Leave nothing but footprints,
Kill nothing but time.

The atmosphere, as you enter, can be somewhat foggy. Those caves are dependable weather forecasters. Fog is an indicator of rain within a day or two. Most park visitors arrive in June, July or August and the cool environment inside the caverns proves to be a stark contrast to the sweltering summer heat outside. Cave temperatures remain constant at 57-60 degrees Fahrenheit year-round.

Artificial lighting exposes a geological wonder beyond any other formation in the world. Cathedral Caverns has one impressive spot where a stalactite and a stalagmite join to form an epic column. The formation is appropriately named “Goliath” for its 45-foot height, 40-foot thickness and 243-foot girth.

There are only three close competitors to Cathedral Caverns for size, beauty and formations. They are 1) Mammoth Caves, Kentucky, 2) Luray Caverns, Virginia and 3) Carlsbad Caverns, New Mexico.

These particular caves are quite rare. Others sites may be longer or higher. However, Cathedral Caverns have volume – length, width and height. Archeologists from two universities say that formations inside the caverns are millions of years in age. Artifacts estimated at 200 to 9,000 years old were inside the caves.

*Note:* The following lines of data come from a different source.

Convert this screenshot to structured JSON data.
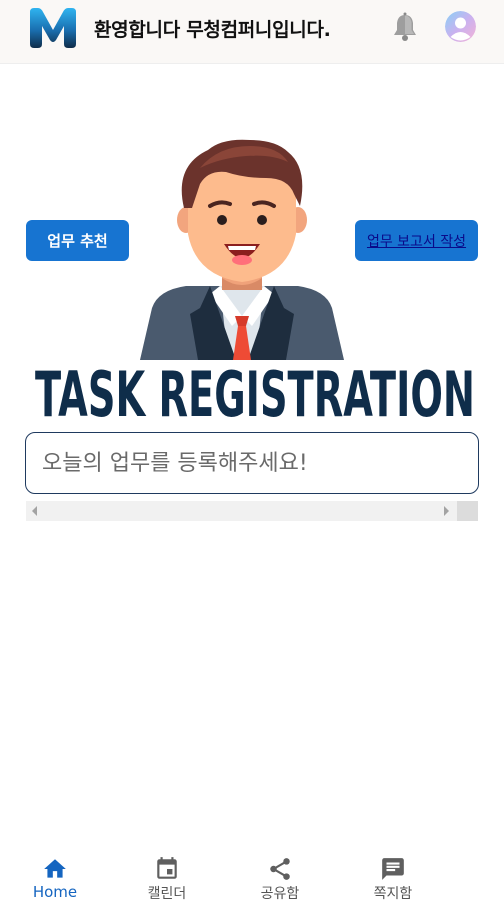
{
  "header": {
    "welcome_text": "환영합니다 무청컴퍼니입니다.",
    "logo_icon": "m-logo-icon",
    "bell_icon": "bell-icon",
    "avatar_icon": "avatar-icon"
  },
  "actions": {
    "recommend_label": "업무 추천",
    "report_label": "업무 보고서 작성"
  },
  "hero": {
    "title": "TASK REGISTRATION",
    "illustration": "businessman-illustration"
  },
  "task_input": {
    "placeholder": "오늘의 업무를 등록해주세요!",
    "value": ""
  },
  "bottom_nav": {
    "items": [
      {
        "label": "Home",
        "icon": "home-icon",
        "active": true
      },
      {
        "label": "캘린더",
        "icon": "calendar-icon",
        "active": false
      },
      {
        "label": "공유함",
        "icon": "share-icon",
        "active": false
      },
      {
        "label": "쪽지함",
        "icon": "message-icon",
        "active": false
      }
    ]
  },
  "colors": {
    "primary": "#1774d1",
    "title_navy": "#0f2d4a",
    "active_nav": "#1565c0",
    "inactive_nav": "#555555"
  }
}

The wonder of Cathedral Caverns attracts visitors from all over the world and around the neighborhood. There is a certain fascination with geological formations, their history and the archeological findings associated with caves. When the caves have formations that are as beautiful and massive as those in Cathedral Caverns, interest is especially high.

Cathedral Caverns State Park often hosts school field trips, scout groups and church groups. Since the caves maintain a constant temperature during all 12 months, anytime is a good time to visit Alabama’s newest state park.